Economic evaluation is widely used to inform clinical and health system decision-making and policy. Also, the demand for such evaluation from health and medical research funding bodies is rising.
Dates: 2018 dates to be confirmed
This introductory online course will provide you with a foundation understanding of all key issues in the economic evaluation of health care programs.
Designed for participants with little or no prior knowledge of health economics, it comprises a set of short lectures (including multi-choice/short-answer questions) and problem-solving practicals, providing the opportunity to explore issues in greater depth.
The course also has a customised website where you’ll be able to access and review all lectures, practicals and background readings, and communicate with other participants and the course coordinator through discussion boards.

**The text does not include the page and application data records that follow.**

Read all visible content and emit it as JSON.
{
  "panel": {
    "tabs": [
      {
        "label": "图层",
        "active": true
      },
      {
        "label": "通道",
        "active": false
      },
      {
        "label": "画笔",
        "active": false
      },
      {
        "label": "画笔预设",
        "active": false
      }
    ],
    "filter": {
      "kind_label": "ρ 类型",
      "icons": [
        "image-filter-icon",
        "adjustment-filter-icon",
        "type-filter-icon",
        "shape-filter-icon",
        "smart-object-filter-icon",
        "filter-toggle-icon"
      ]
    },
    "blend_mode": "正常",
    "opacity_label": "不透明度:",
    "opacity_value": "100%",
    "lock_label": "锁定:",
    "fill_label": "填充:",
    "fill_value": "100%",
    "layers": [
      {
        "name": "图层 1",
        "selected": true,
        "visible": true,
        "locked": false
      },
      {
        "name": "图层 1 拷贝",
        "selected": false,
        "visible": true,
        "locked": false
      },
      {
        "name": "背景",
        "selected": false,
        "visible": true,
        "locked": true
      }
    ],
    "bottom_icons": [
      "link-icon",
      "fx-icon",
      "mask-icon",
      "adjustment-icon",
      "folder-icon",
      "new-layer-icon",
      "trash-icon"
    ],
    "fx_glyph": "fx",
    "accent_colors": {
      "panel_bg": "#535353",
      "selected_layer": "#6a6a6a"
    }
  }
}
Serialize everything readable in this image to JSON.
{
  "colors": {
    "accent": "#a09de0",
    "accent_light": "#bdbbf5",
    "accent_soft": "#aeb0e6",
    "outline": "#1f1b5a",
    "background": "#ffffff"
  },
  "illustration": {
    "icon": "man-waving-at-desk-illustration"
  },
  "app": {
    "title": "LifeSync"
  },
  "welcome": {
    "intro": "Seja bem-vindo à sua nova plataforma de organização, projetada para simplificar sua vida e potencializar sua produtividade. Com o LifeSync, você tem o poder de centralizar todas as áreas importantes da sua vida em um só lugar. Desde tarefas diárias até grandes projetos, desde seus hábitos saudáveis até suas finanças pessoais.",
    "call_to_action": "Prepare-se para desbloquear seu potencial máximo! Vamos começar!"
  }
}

This course comprises four key parts:
Part 1: Introduction to economic evaluation including the building blocks of economic evaluation.
Part 2: Health outcomes and costs including a full coverage of outcome measures with a focus on quality-adjusted life-years (QALYs).
Part 3: Presentation and interpretation of economic evaluation including its use to inform clinical and public funding decisions
Part 4: Uncertainty and long-term extrapolation including an introduction to decision analytic modelling
Please contact the course coordinator Dr Hossein Afzali for enrolment information.
Who should attend?
The course is ideal for people requiring a foundation for more advanced studies in health economic evaluation. This includes those working in professions allied to health services research, pharmacy, medicine, nursing and dentistry, and policymakers working in applied health economics.
About the course coordinator
Dr Hossein Afzali is a senior health economist with expertise in the economic evaluation of health technologies and the application of decision-analytic modelling techniques. He is a member of the Evaluation Sub-Committee (ESC) of the Medical Services Advisory Committee (MSAC), whose role is to advise the Australian Government on evidence relating to the safety, effectiveness and cost-effectiveness of new medical procedures.
For further information please contact Dr Hossein Afzali.
What our previous students say
I wanted to gain further knowledge in reporting resource allocation and evaluation. Stepping through this course assisted me to look at the health care services delivered and how best to measure improvement.Marion Eckert, General Manager, Support, Research and Policy, Cancer Council South Australia
I had little formal education in economics and I found the course interesting and engaging. I learned concepts and terminology that will allow me to more effectively manage the scarce resources of the public health organisations for which I work.Richard Elias, Intensive care unit staff member, Adelaide